People are susceptible to tapeworm infestations, although ingestion of infected meat is much more likely to cause disease than catching it from our pets. A diagnosis is made by identifying parts of the worm in the feces. These worms look similar to grains of rice and will move around the feces or into the surrounding area.

Heartworms are a major problem in Mesa County. Heartworms are a round worm that, as the name implies, invades into the heart and pulmonary (lung) vessels.

Adult worms grow to around 12-inches long and large numbers of worms can fill the right ventricle of the heart. This results in the heart valves malfunctioning and congestive heart failure. Additionally, worms can lead to embolisms in the lungs resulting in sudden death.

Heartworms are mainly a disease of dogs and mosquitoes. Infected mosquitoes bite a dog and inject larvae. The larvae then spend about six months migrating through the dog until it ends up in heart. The worms then release microfiliaria (essentially eggs) and are ingested by mosquitoes and the process starts over again.

Although cats can get heartworms, they are not a normal host and the worms cannot reproduce. They will cause severe inflammation in the heart and lungs that can lead to sudden death. People are not typically susceptible to heartworms.

Diagnosing heartworms in both dogs and cats is done through a simple blood test. Dogs diagnosed with heartworms can be treated successfully if the proper protocol is followed. The medication to kill the adult heartworms is different than the monthly therapy which kills certain larval stages.

There is no treatment for cats, but if the worm doesn’t cause a lung embolism, the worm will eventually die and be cleared by the cat’s immune system.

The easiest way to deal with heartworms is to prevent them. A pill is given each month that is designed to kill certain larval stages before they can develop into adult worms. Very rarely, the pill is not effective at killing all the larvae, and an animal can become infected with adult worms. Therefore, even though an animal is on preventive therapy year-round, testing for the presence of adult worms is still recommended.

Giardia is a protozoal organism found in water, especially ponds, streams and irrigation ditches. Once ingested, it can wreak havoc on in the gastrointestinal system. Typical symptoms include watery diarrhea that can progress to bloody diarrhea with or without mucus present. Affected animals also can have a loss of appetite and/or mild vomiting.

People are susceptible to certain strains of giardia and can have the same gastrointestinal problems as animals.

Giardia is diagnosed by looking for cysts in a fecal sample. Treatment is usually successful with a single antibiotic. Occasionally, a combination of medications is needed to resolve the infection.

Like giardia, coccidia is also a protozoal organism. It typically infects young animals before the immune system is strong enough to prevent infection. It attacks the gastrointestinal system and causes a watery, yellow diarrhea.

People are not susceptible to coccidia. An effective antibiotic is available to treat coccidia.
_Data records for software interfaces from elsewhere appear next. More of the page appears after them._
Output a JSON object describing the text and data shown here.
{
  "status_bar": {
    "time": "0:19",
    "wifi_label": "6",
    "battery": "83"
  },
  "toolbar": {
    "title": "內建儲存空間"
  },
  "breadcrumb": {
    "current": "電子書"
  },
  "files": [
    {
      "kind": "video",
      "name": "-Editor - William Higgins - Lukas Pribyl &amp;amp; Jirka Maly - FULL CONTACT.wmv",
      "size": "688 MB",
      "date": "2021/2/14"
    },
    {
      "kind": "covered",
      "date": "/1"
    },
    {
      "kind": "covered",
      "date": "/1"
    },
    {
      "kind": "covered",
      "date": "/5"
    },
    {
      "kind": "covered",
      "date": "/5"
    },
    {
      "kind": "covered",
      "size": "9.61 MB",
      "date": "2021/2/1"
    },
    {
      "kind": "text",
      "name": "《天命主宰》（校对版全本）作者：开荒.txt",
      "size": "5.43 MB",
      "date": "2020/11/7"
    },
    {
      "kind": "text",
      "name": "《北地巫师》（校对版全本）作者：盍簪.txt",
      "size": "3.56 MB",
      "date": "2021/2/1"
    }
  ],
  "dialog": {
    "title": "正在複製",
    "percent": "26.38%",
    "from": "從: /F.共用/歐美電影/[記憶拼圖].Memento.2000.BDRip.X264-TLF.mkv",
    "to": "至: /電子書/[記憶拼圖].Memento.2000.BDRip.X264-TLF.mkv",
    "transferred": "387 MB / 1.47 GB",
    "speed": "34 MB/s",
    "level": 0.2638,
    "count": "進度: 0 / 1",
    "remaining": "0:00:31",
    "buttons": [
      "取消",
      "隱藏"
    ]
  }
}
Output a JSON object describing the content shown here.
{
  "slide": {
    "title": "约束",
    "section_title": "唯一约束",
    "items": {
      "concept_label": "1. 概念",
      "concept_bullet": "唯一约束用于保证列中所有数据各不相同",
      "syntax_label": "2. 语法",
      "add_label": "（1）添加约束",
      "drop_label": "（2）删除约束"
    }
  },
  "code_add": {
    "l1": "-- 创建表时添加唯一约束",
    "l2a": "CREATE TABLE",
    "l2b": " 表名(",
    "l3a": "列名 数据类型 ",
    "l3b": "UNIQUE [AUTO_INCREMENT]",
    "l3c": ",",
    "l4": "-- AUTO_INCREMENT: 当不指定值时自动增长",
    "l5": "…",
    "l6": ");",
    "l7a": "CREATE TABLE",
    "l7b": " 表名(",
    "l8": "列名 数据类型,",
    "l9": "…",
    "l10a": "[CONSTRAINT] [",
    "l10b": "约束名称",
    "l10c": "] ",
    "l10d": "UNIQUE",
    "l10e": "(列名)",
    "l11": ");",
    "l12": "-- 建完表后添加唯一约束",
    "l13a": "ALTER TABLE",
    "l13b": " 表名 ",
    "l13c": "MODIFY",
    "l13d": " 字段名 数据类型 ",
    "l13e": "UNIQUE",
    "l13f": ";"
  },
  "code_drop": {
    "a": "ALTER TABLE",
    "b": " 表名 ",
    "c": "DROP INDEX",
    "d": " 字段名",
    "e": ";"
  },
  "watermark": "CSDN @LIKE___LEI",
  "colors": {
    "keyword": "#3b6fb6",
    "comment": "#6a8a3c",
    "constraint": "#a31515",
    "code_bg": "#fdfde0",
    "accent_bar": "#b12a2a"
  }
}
The good news is that treatment of internal parasites is safe and effective.

Every kitten/puppy should be dewormed during their first visit to the veterinarian.

Dogs should be on monthly heartworm prevention that has the added benefit of treating for roundworms as well.

Cats should be dewormed regularly based on their lifestyle.

Animals in areas endemic to fleas and ticks also should be on regular flea and tick preventives to address the spread of tapeworms from fleas.

Talk with your veterinarian about the best approach for keeping your pets and family healthy.

Drs. Tom and Tara Suplizio own Animal Medical Clinic in Grand Junction. The Suplizios are graduates of the Colorado State University Veterinary School. Email them at .(JavaScript must be enabled to view this email address).


COMMENTS

Commenting is not available in this channel entry.


TOP JOBS
Search More Jobs





THE DAILY SENTINEL
734 S. Seventh St.
Grand Junction, CO 81501
970-242-5050
Editions
Subscribe to print edition
E-edition
Advertisers
Advertiser Tearsheet
Information

© 2015 Grand Junction Media, Inc.
By using this site you agree to the Visitor Agreement and the Privacy Policy